Items from a dataset:
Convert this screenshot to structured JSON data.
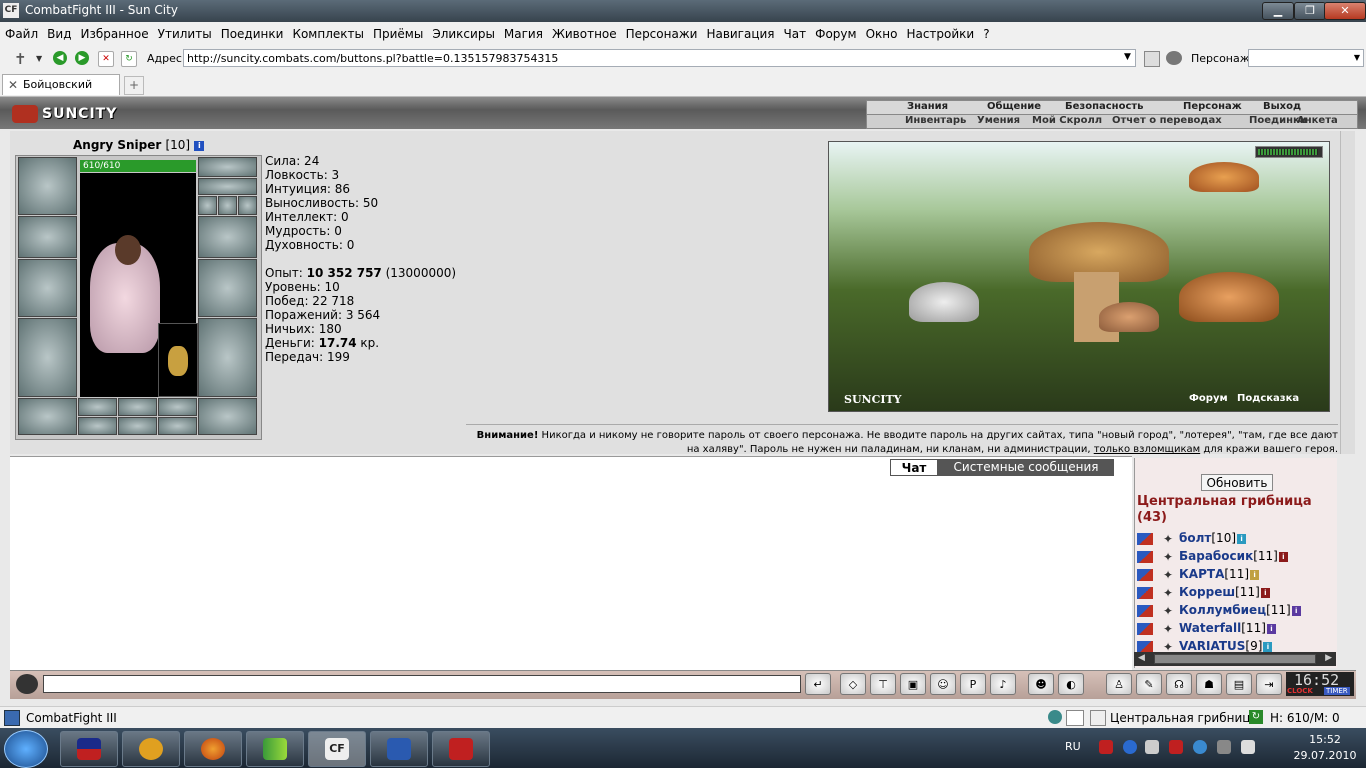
{
  "window": {
    "title": "CombatFight III - Sun City",
    "logo": "CF"
  },
  "menu": [
    "Файл",
    "Вид",
    "Избранное",
    "Утилиты",
    "Поединки",
    "Комплекты",
    "Приёмы",
    "Эликсиры",
    "Магия",
    "Животное",
    "Персонажи",
    "Навигация",
    "Чат",
    "Форум",
    "Окно",
    "Настройки",
    "?"
  ],
  "address": {
    "label": "Адрес:",
    "url": "http://suncity.combats.com/buttons.pl?battle=0.135157983754315",
    "char_label": "Персонаж:"
  },
  "tab": {
    "title": "Бойцовский клуб"
  },
  "game": {
    "logo": "SUNCITY",
    "topnav": [
      "Знания",
      "Общение",
      "Безопасность",
      "Персонаж",
      "Выход"
    ],
    "subnav": [
      "Инвентарь",
      "Умения",
      "Мой Скролл",
      "Отчет о переводах",
      "Поединки",
      "Анкета"
    ]
  },
  "character": {
    "name": "Angry Sniper",
    "level": "[10]",
    "hp": "610/610",
    "hp_fraction": 1.0
  },
  "stats": {
    "sila": "Сила: 24",
    "lovkost": "Ловкость: 3",
    "intuicia": "Интуиция: 86",
    "vynoslivost": "Выносливость: 50",
    "intellekt": "Интеллект: 0",
    "mudrost": "Мудрость: 0",
    "duhovnost": "Духовность: 0",
    "opyt_label": "Опыт: ",
    "opyt_value": "10 352 757",
    "opyt_next": " (13000000)",
    "uroven": "Уровень: 10",
    "pobed": "Побед: 22 718",
    "porazheniy": "Поражений: 3 564",
    "nichih": "Ничьих: 180",
    "dengi_label": "Деньги: ",
    "dengi_value": "17.74",
    "dengi_unit": " кр.",
    "peredach": "Передач: 199"
  },
  "location": {
    "label": "SUNCITY",
    "forum": "Форум",
    "hint": "Подсказка"
  },
  "warning": {
    "bold": "Внимание!",
    "text1": " Никогда и никому не говорите пароль от своего персонажа. Не вводите пароль на других сайтах, типа \"новый город\", \"лотерея\", \"там, где все дают на халяву\". Пароль не нужен ни паладинам, ни кланам, ни администрации, ",
    "link": "только взломщикам",
    "text2": " для кражи вашего героя."
  },
  "chat": {
    "tab_chat": "Чат",
    "tab_system": "Системные сообщения"
  },
  "online": {
    "refresh": "Обновить",
    "room": "Центральная грибница (43)",
    "users": [
      {
        "name": "болт",
        "level": "[10]",
        "info_color": "#2a9ac0"
      },
      {
        "name": "Барабосик",
        "level": "[11]",
        "info_color": "#8b1a1a"
      },
      {
        "name": "КАРТА",
        "level": "[11]",
        "info_color": "#c0a040"
      },
      {
        "name": "Корреш",
        "level": "[11]",
        "info_color": "#8b1a1a"
      },
      {
        "name": "Коллумбиец",
        "level": "[11]",
        "info_color": "#5a3aa0"
      },
      {
        "name": "Waterfall",
        "level": "[11]",
        "info_color": "#5a3aa0"
      },
      {
        "name": "VARIATUS",
        "level": "[9]",
        "info_color": "#2a9ac0"
      }
    ]
  },
  "clock": {
    "time": "16:52",
    "clock_label": "CLOCK",
    "timer_label": "TIMER"
  },
  "statusbar": {
    "app": "CombatFight III",
    "location": "Центральная грибница",
    "hp": "Н: 610/М: 0"
  },
  "taskbar": {
    "lang": "RU",
    "time": "15:52",
    "date": "29.07.2010"
  },
  "colors": {
    "hp_green": "#2a9a2a",
    "room_red": "#8b1a1a",
    "user_blue": "#1a3a8a"
  }
}
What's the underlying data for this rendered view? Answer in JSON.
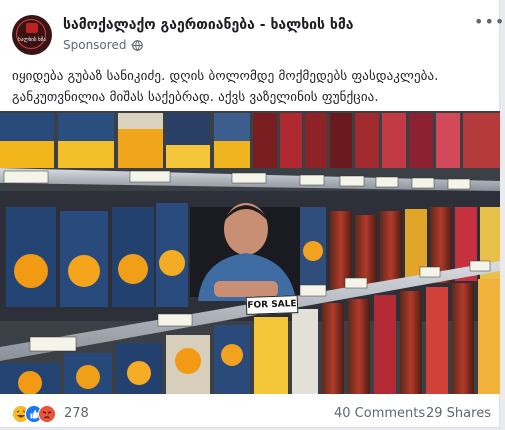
{
  "post": {
    "page_name": "სამოქალაქო გაერთიანება - ხალხის ხმა",
    "sponsored_label": "Sponsored",
    "sponsored_sep": "·",
    "avatar_text": "ხალხის ხმა",
    "more_icon": "more-options-icon",
    "globe_icon": "globe-icon",
    "caption_line1": "იყიდება გუბაზ სანიკიძე. დღის ბოლომდე მოქმედებს ფასდაკლება.",
    "caption_line2": "განკუთვნილია მიშას საქებრად. აქვს ვაზელინის ფუნქცია.",
    "photo": {
      "sign_text": "FOR SALE",
      "price_tags": [
        "€",
        "€",
        "€",
        "€",
        "€"
      ]
    },
    "reactions": {
      "icons": [
        "haha-reaction-icon",
        "like-reaction-icon",
        "angry-reaction-icon"
      ],
      "count": "278"
    },
    "comments_label": "40 Comments",
    "shares_label": "29 Shares"
  },
  "colors": {
    "brand_blue": "#1877f2",
    "text_primary": "#1c1e21",
    "text_secondary": "#606770",
    "haha_yellow": "#f7b928",
    "angry_orange": "#e8553b"
  }
}
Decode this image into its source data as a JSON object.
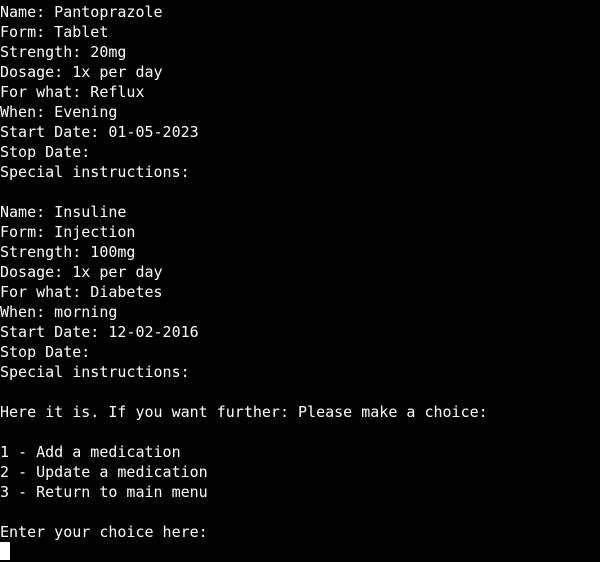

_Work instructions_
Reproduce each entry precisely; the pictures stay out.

_Response_
Convert this screenshot to structured JSON data.
{
  "window": {
    "title": "CombatFight III - Sun City",
    "logo": "CF"
  },
  "menu": [
    "Файл",
    "Вид",
    "Избранное",
    "Утилиты",
    "Поединки",
    "Комплекты",
    "Приёмы",
    "Эликсиры",
    "Магия",
    "Животное",
    "Персонажи",
    "Навигация",
    "Чат",
    "Форум",
    "Окно",
    "Настройки",
    "?"
  ],
  "address": {
    "label": "Адрес:",
    "url": "http://suncity.combats.com/buttons.pl?battle=0.135157983754315",
    "char_label": "Персонаж:"
  },
  "tab": {
    "title": "Бойцовский клуб"
  },
  "game": {
    "logo": "SUNCITY",
    "topnav": [
      "Знания",
      "Общение",
      "Безопасность",
      "Персонаж",
      "Выход"
    ],
    "subnav": [
      "Инвентарь",
      "Умения",
      "Мой Скролл",
      "Отчет о переводах",
      "Поединки",
      "Анкета"
    ]
  },
  "character": {
    "name": "Angry Sniper",
    "level": "[10]",
    "hp": "610/610",
    "hp_fraction": 1.0
  },
  "stats": {
    "sila": "Сила: 24",
    "lovkost": "Ловкость: 3",
    "intuicia": "Интуиция: 86",
    "vynoslivost": "Выносливость: 50",
    "intellekt": "Интеллект: 0",
    "mudrost": "Мудрость: 0",
    "duhovnost": "Духовность: 0",
    "opyt_label": "Опыт: ",
    "opyt_value": "10 352 757",
    "opyt_next": " (13000000)",
    "uroven": "Уровень: 10",
    "pobed": "Побед: 22 718",
    "porazheniy": "Поражений: 3 564",
    "nichih": "Ничьих: 180",
    "dengi_label": "Деньги: ",
    "dengi_value": "17.74",
    "dengi_unit": " кр.",
    "peredach": "Передач: 199"
  },
  "location": {
    "label": "SUNCITY",
    "forum": "Форум",
    "hint": "Подсказка"
  },
  "warning": {
    "bold": "Внимание!",
    "text1": " Никогда и никому не говорите пароль от своего персонажа. Не вводите пароль на других сайтах, типа \"новый город\", \"лотерея\", \"там, где все дают на халяву\". Пароль не нужен ни паладинам, ни кланам, ни администрации, ",
    "link": "только взломщикам",
    "text2": " для кражи вашего героя."
  },
  "chat": {
    "tab_chat": "Чат",
    "tab_system": "Системные сообщения"
  },
  "online": {
    "refresh": "Обновить",
    "room": "Центральная грибница (43)",
    "users": [
      {
        "name": "болт",
        "level": "[10]",
        "info_color": "#2a9ac0"
      },
      {
        "name": "Барабосик",
        "level": "[11]",
        "info_color": "#8b1a1a"
      },
      {
        "name": "КАРТА",
        "level": "[11]",
        "info_color": "#c0a040"
      },
      {
        "name": "Корреш",
        "level": "[11]",
        "info_color": "#8b1a1a"
      },
      {
        "name": "Коллумбиец",
        "level": "[11]",
        "info_color": "#5a3aa0"
      },
      {
        "name": "Waterfall",
        "level": "[11]",
        "info_color": "#5a3aa0"
      },
      {
        "name": "VARIATUS",
        "level": "[9]",
        "info_color": "#2a9ac0"
      }
    ]
  },
  "clock": {
    "time": "16:52",
    "clock_label": "CLOCK",
    "timer_label": "TIMER"
  },
  "statusbar": {
    "app": "CombatFight III",
    "location": "Центральная грибница",
    "hp": "Н: 610/М: 0"
  },
  "taskbar": {
    "lang": "RU",
    "time": "15:52",
    "date": "29.07.2010"
  },
  "colors": {
    "hp_green": "#2a9a2a",
    "room_red": "#8b1a1a",
    "user_blue": "#1a3a8a"
  }
}
What's the underlying data for this rendered view? Answer in JSON.
{
  "post": {
    "page_name": "სამოქალაქო გაერთიანება - ხალხის ხმა",
    "sponsored_label": "Sponsored",
    "sponsored_sep": "·",
    "avatar_text": "ხალხის ხმა",
    "more_icon": "more-options-icon",
    "globe_icon": "globe-icon",
    "caption_line1": "იყიდება გუბაზ სანიკიძე. დღის ბოლომდე მოქმედებს ფასდაკლება.",
    "caption_line2": "განკუთვნილია მიშას საქებრად. აქვს ვაზელინის ფუნქცია.",
    "photo": {
      "sign_text": "FOR SALE",
      "price_tags": [
        "€",
        "€",
        "€",
        "€",
        "€"
      ]
    },
    "reactions": {
      "icons": [
        "haha-reaction-icon",
        "like-reaction-icon",
        "angry-reaction-icon"
      ],
      "count": "278"
    },
    "comments_label": "40 Comments",
    "shares_label": "29 Shares"
  },
  "colors": {
    "brand_blue": "#1877f2",
    "text_primary": "#1c1e21",
    "text_secondary": "#606770",
    "haha_yellow": "#f7b928",
    "angry_orange": "#e8553b"
  }
}
Decode this image into its source data as a JSON object.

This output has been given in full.